You can watch highlights of Arsenal v Tottenham on MOTD2 at 22:30 GMT on Sunday on BBC One and the BBC Sport website. Danny Murphy and Alan Shearer join Mark Chapman in the studio.
Tottenham have gone six games without a win and have not scored a goal in open play for more than seven hours, but I don’t see them as a team in crisis ahead of Sunday’s north London derby.
Mauricio Pochettino’s side are being judged in comparison to last season, when they set their standards so high and were Leicester’s closest challengers for the title, eventually finishing third.
They are a young, evolving team, but that success means people are being more critical of them now.
It is true that Spurs are not playing well at the moment and striker Harry Kane’s six-week absence with an ankle injury has not helped, but that does not mean they are not as good as we thought.
‘A positive result and Spurs’ struggles are forgotten’
Without Kane they have clearly been struggling in attack, but they are still undefeated in the Premier League and only three points off the top of the table.
They also still have a chance of reaching the last 16 of the Champions League, even if they have left themselves a mountain to climb after Wednesday’s defeat by Bayer Leverkusen.
Sometimes a defeat and a horrible performance like that can give you the kick up the backside you need before another big game.
For Spurs, it doesn’t get any bigger than Arsenal. If they can put on a positive performance at Emirates Stadium on Sunday and get a positive result then their other recent results are forgotten.
Every game against the Gunners is huge but this one is especially important to my former club because the outcome could help them keep their belief in their ability and their manager’s tactics.

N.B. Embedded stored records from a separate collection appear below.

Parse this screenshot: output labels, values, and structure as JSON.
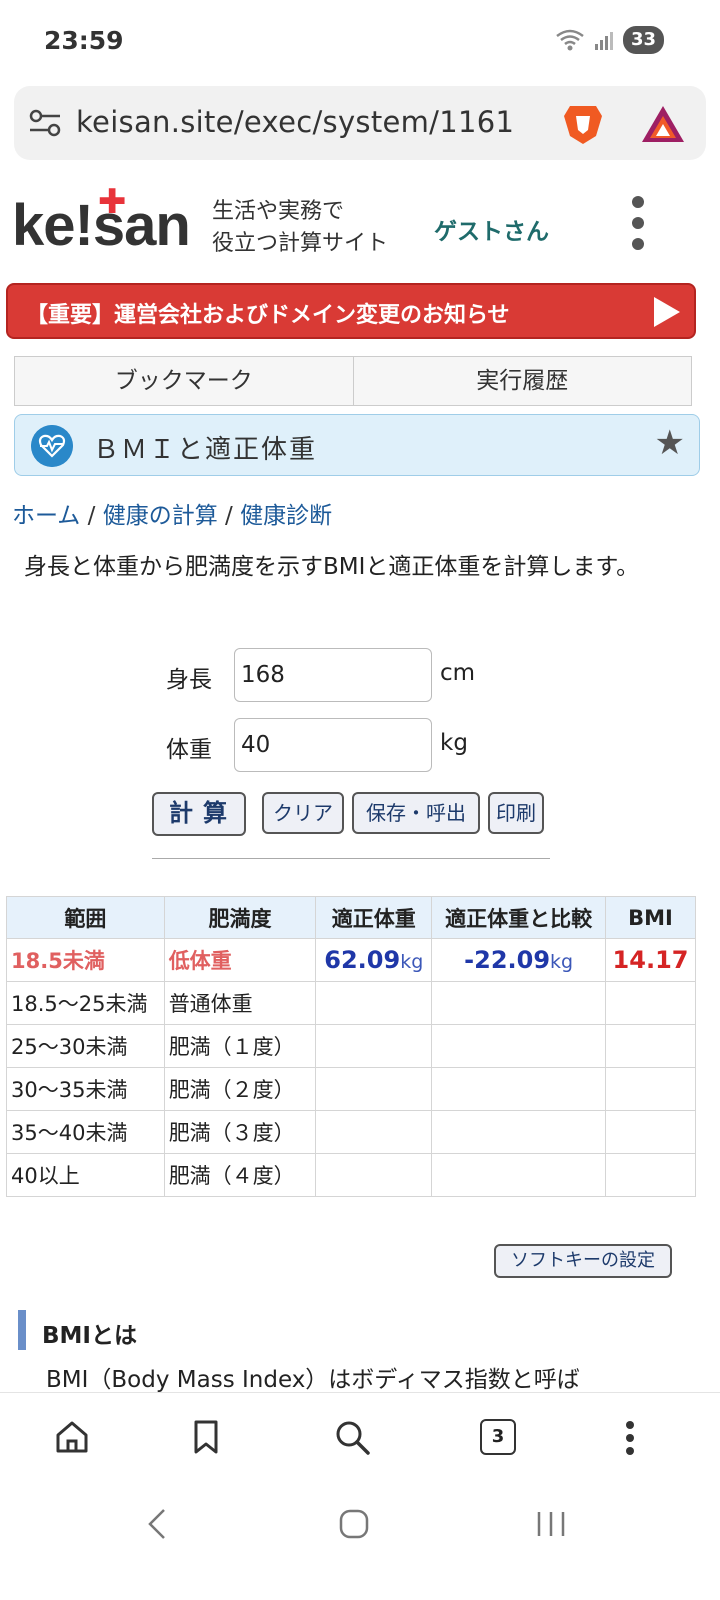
{
  "status": {
    "time": "23:59",
    "battery": "33"
  },
  "browser": {
    "url": "keisan.site/exec/system/1161",
    "tabs_count": "3"
  },
  "header": {
    "logo_text": "ke!san",
    "tagline_1": "生活や実務で",
    "tagline_2": "役立つ計算サイト",
    "user": "ゲストさん"
  },
  "notice": {
    "text": "【重要】運営会社およびドメイン変更のお知らせ"
  },
  "tabs": {
    "bookmark": "ブックマーク",
    "history": "実行履歴"
  },
  "page": {
    "title": "ＢＭＩと適正体重",
    "breadcrumb": [
      "ホーム",
      "健康の計算",
      "健康診断"
    ],
    "description": "身長と体重から肥満度を示すBMIと適正体重を計算します。"
  },
  "form": {
    "height_label": "身長",
    "height_value": "168",
    "height_unit": "cm",
    "weight_label": "体重",
    "weight_value": "40",
    "weight_unit": "kg",
    "calc_button": "計算",
    "clear_button": "クリア",
    "save_button": "保存・呼出",
    "print_button": "印刷"
  },
  "table": {
    "headers": [
      "範囲",
      "肥満度",
      "適正体重",
      "適正体重と比較",
      "BMI"
    ],
    "rows": [
      {
        "range": "18.5未満",
        "category": "低体重"
      },
      {
        "range": "18.5〜25未満",
        "category": "普通体重"
      },
      {
        "range": "25〜30未満",
        "category": "肥満（１度）"
      },
      {
        "range": "30〜35未満",
        "category": "肥満（２度）"
      },
      {
        "range": "35〜40未満",
        "category": "肥満（３度）"
      },
      {
        "range": "40以上",
        "category": "肥満（４度）"
      }
    ],
    "result": {
      "ideal_weight": "62.09",
      "ideal_unit": "kg",
      "diff": "-22.09",
      "diff_unit": "kg",
      "bmi": "14.17"
    }
  },
  "softkey_button": "ソフトキーの設定",
  "section": {
    "heading": "BMIとは",
    "text": "BMI（Body Mass Index）はボディマス指数と呼ば"
  },
  "colors": {
    "accent_red": "#d93a35",
    "link_blue": "#1d5a99",
    "bmi_red": "#d52424"
  }
}
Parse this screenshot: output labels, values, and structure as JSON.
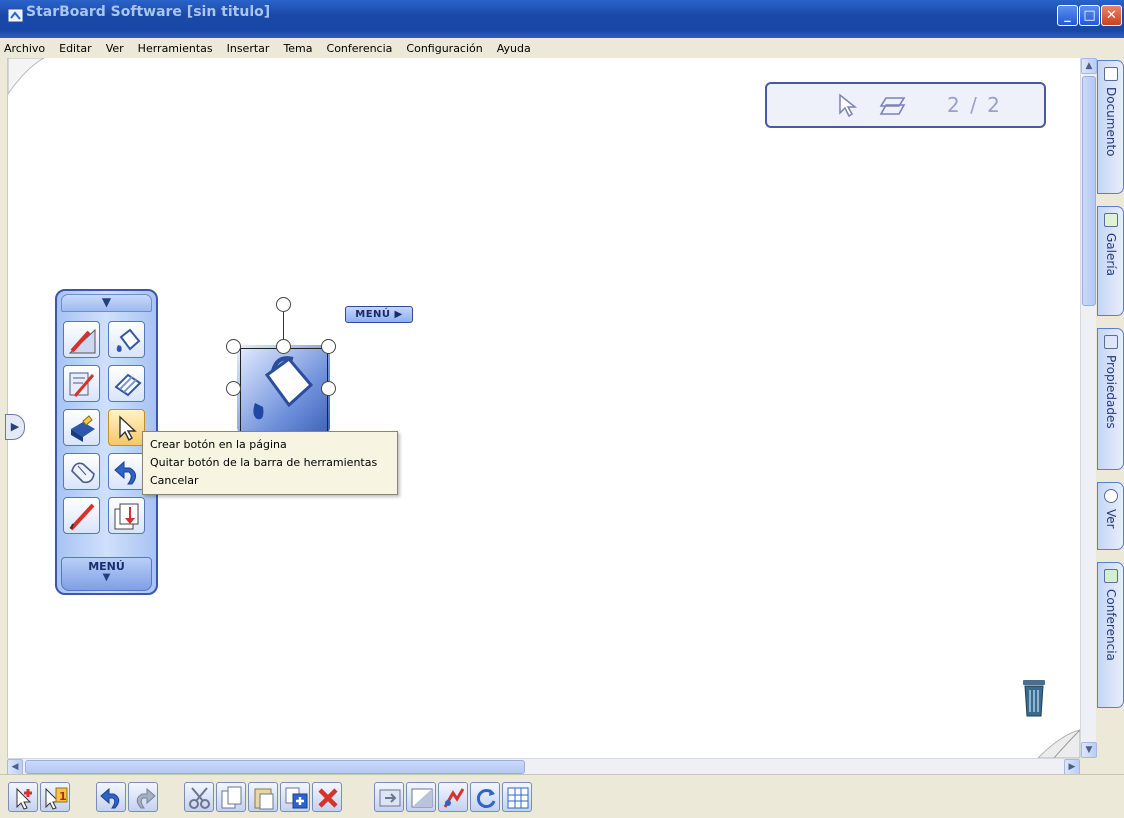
{
  "window": {
    "title": "StarBoard Software [sin titulo]",
    "controls": {
      "minimize": "_",
      "maximize": "□",
      "close": "✕"
    }
  },
  "menubar": {
    "items": [
      "Archivo",
      "Editar",
      "Ver",
      "Herramientas",
      "Insertar",
      "Tema",
      "Conferencia",
      "Configuración",
      "Ayuda"
    ]
  },
  "page_indicator": {
    "counter": "2 / 2",
    "icons": [
      "cursor-icon",
      "layers-icon"
    ]
  },
  "side_tabs": [
    {
      "label": "Documento",
      "icon": "document-icon"
    },
    {
      "label": "Galería",
      "icon": "gallery-icon"
    },
    {
      "label": "Propiedades",
      "icon": "properties-icon"
    },
    {
      "label": "Ver",
      "icon": "view-icon"
    },
    {
      "label": "Conferencia",
      "icon": "conference-icon"
    }
  ],
  "floating_toolbar": {
    "menu_label": "MENÚ",
    "tools": [
      "pen-ruler-icon",
      "paint-bucket-icon",
      "pen-tools-icon",
      "eraser-icon",
      "tools-box-icon",
      "pointer-icon",
      "mouse-icon",
      "undo-icon",
      "pen-icon",
      "insert-page-icon"
    ],
    "selected_tool": "pointer-icon"
  },
  "canvas": {
    "menu_badge": "MENÚ",
    "selected_object": "paint-bucket-icon"
  },
  "context_menu": {
    "items": [
      "Crear botón en la página",
      "Quitar botón de la barra de herramientas",
      "Cancelar"
    ]
  },
  "bottom_toolbar": {
    "buttons": [
      "new-page-icon",
      "page-1-icon",
      "undo-icon",
      "redo-icon",
      "cut-icon",
      "copy-icon",
      "paste-icon",
      "duplicate-icon",
      "delete-icon",
      "screen-capture-icon",
      "hide-icon",
      "share-icon",
      "refresh-icon",
      "grid-icon"
    ]
  },
  "colors": {
    "titlebar": "#1b48a8",
    "tab_border": "#5b7dd4",
    "context_menu_bg": "#f7f4e2"
  }
}
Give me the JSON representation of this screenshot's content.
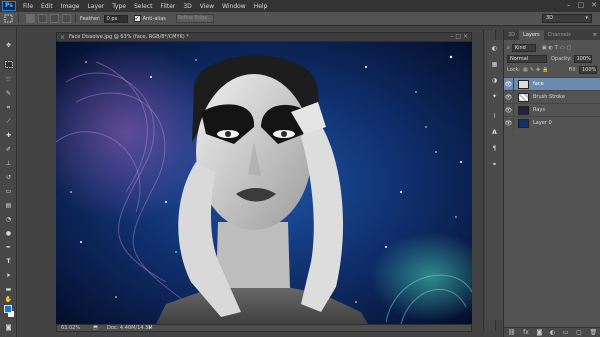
{
  "app": {
    "logo": "Ps"
  },
  "menu": [
    "File",
    "Edit",
    "Image",
    "Layer",
    "Type",
    "Select",
    "Filter",
    "3D",
    "View",
    "Window",
    "Help"
  ],
  "window_controls": {
    "minimize": "–",
    "maximize": "□",
    "close": "✕"
  },
  "options": {
    "feather_label": "Feather:",
    "feather_value": "0 px",
    "antialias_label": "Anti-alias",
    "antialias_checked": "✓",
    "refine_label": "Refine Edge...",
    "workspace": "3D"
  },
  "document": {
    "tab_title": "Face Dissolve.jpg @ 63% (face, RGB/8*/CMYK) *",
    "zoom": "63.02%",
    "doc_size": "Doc: 4.40M/14.3M"
  },
  "layers_panel": {
    "tabs": [
      "3D",
      "Layers",
      "Channels"
    ],
    "kind_label": "Kind",
    "blend_mode": "Normal",
    "opacity_label": "Opacity:",
    "opacity_value": "100%",
    "lock_label": "Lock:",
    "fill_label": "Fill:",
    "fill_value": "100%",
    "layers": [
      {
        "name": "face",
        "selected": true
      },
      {
        "name": "Brush Stroke",
        "selected": false
      },
      {
        "name": "Rays",
        "selected": false
      },
      {
        "name": "Layer 0",
        "selected": false
      }
    ]
  },
  "colors": {
    "foreground": "#1476d6",
    "background": "#ffffff",
    "accent": "#6c89b0"
  }
}
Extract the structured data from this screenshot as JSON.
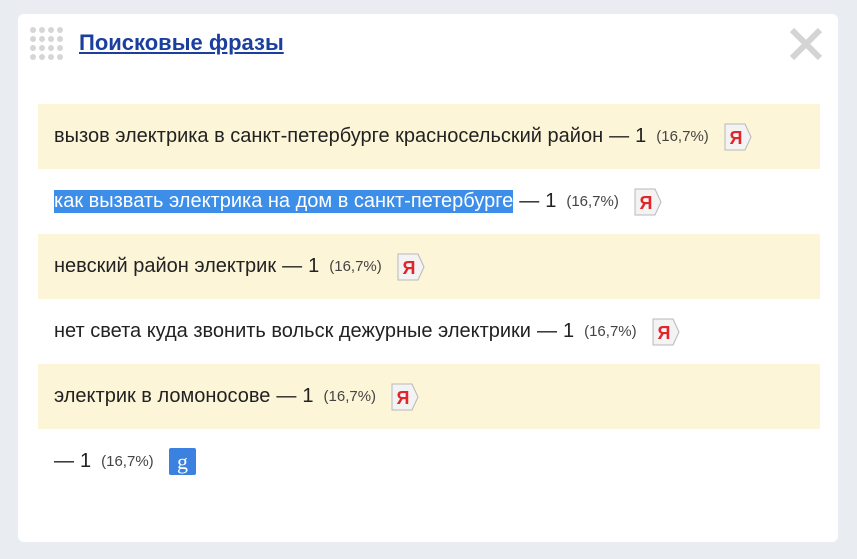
{
  "header": {
    "title": "Поисковые фразы",
    "close_icon": "close-icon",
    "grip_icon": "drag-handle-icon"
  },
  "separator": "—",
  "rows": [
    {
      "phrase": "вызов электрика в санкт-петербурге красносельский район",
      "count": "1",
      "percent": "(16,7%)",
      "engine": "yandex",
      "engine_letter": "Я"
    },
    {
      "phrase": "как вызвать электрика на дом в санкт-петербурге",
      "count": "1",
      "percent": "(16,7%)",
      "engine": "yandex",
      "engine_letter": "Я",
      "selected": true
    },
    {
      "phrase": "невский район электрик",
      "count": "1",
      "percent": "(16,7%)",
      "engine": "yandex",
      "engine_letter": "Я"
    },
    {
      "phrase": "нет света куда звонить вольск дежурные электрики",
      "count": "1",
      "percent": "(16,7%)",
      "engine": "yandex",
      "engine_letter": "Я"
    },
    {
      "phrase": "электрик в ломоносове",
      "count": "1",
      "percent": "(16,7%)",
      "engine": "yandex",
      "engine_letter": "Я"
    },
    {
      "phrase": "",
      "count": "1",
      "percent": "(16,7%)",
      "engine": "google",
      "engine_letter": "g"
    }
  ],
  "colors": {
    "title": "#1a3f9e",
    "alt_row": "#fcf5d8",
    "selection": "#3d8ee8",
    "yandex": "#e0262a",
    "google": "#3b82e0"
  }
}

Why are Tottenham struggling in the final third?
It will be very hard for Tottenham against a side playing so well with so much firepower and they would feel much more confident if they had their own best XI.
It will be interesting to see who starts out of Kane, Toby Alderweireld and Moussa Dembele, who have all been injured recently.
But, even if they are without those players, Pochettino’s side will still be well organised and work tremendously hard to stop the Gunners from playing.
The question is how much of a threat can they pose to Arsene Wenger’s team.
I know Tottenham beat Manchester City without Kane but they are a better side when he plays.
It is the last third of the pitch where they have been struggling without him because, with Vincent Janssen still adjusting to English football, the likes of Christian Eriksen, Erik Lamela and Moussa Sissoko are not chipping in with enough goals.
Dele Alli is the only player who keeps getting himself in good goalscoring positions and he probably has not scored as many as he should have done when you look at the chances he has had.
Other than Alli, there does not really seem to be a goal threat from Tottenham’s front four, or anywhere else in their team – he is the only Spurs player to have scored a goal from open play in the last five games in the Premier League or Champions League
Tottenham’s front four are not looking anywhere near as dangerous or creative when you compare them to the players in the same positions from the teams above them in the table – City, Liverpool and Arsenal.
Should Pochettino change his system?
Pochettino is an intelligent coach and he will be aware the players in the final third are not doing well enough. They have got to score more goals if they want to challenge for the title.
He has got a decision to make on Sunday because, if he gives his attackers more freedom to change positions and pop up in different areas then that will affect the team’s shape and the defensive solidity which is one of their strengths.
Goals were not an issue for Spurs last season so Pochettino knows his players are capable of doing far better when they attack, but he will also be well aware they cannot just be reliant on one player – Kane – to get them the goals that will win them the title.
Kane could return on Sunday but you cannot expect him to hit the ground running after six weeks out. I am sure Spurs are not going to panic and rush him back, either, because they have got some more big games to come.
Tottenham want to be in this position, though, playing Champions League football and then having big Premier League games straight afterwards.
They strived so hard to get here last season, therefore they have to embrace it, and do their best with the situation they are in without letting it dent their collective confidence and having an adverse effect on the current campaign.
Spurs players are hungry to improve
As far as Sunday goes, I think if you offered Spurs a draw now, they would take it with the players they are missing and after the week they have had.
In contrast, the Gunners will be trying to get on the front foot straight away, like they did against Chelsea in September when they went 3-0 up before half-time.
Arsenal are flying at the moment so it is imperative Tottenham respect that, keep a good shape and stay in the game.
They also need to return to the performance levels they produced when they beat Manchester City last month and for long periods last season. When they do that, they will win matches again.
You learn the most from the bad spells you go through as a team and, from watching them play over the last year or two, I know the Spurs players have got the hunger and desire to improve and get through this.
There is enough quality in their squad for them to do it too.
It would be foolish to write them off because we could be sitting here in a month’s time saying how well they have done to turn things around, and look where they are now.
Danny Murphy was speaking to BBC Sport’s Chris Bevan.
Article source: http://www.bbc.co.uk/sport/football/37852985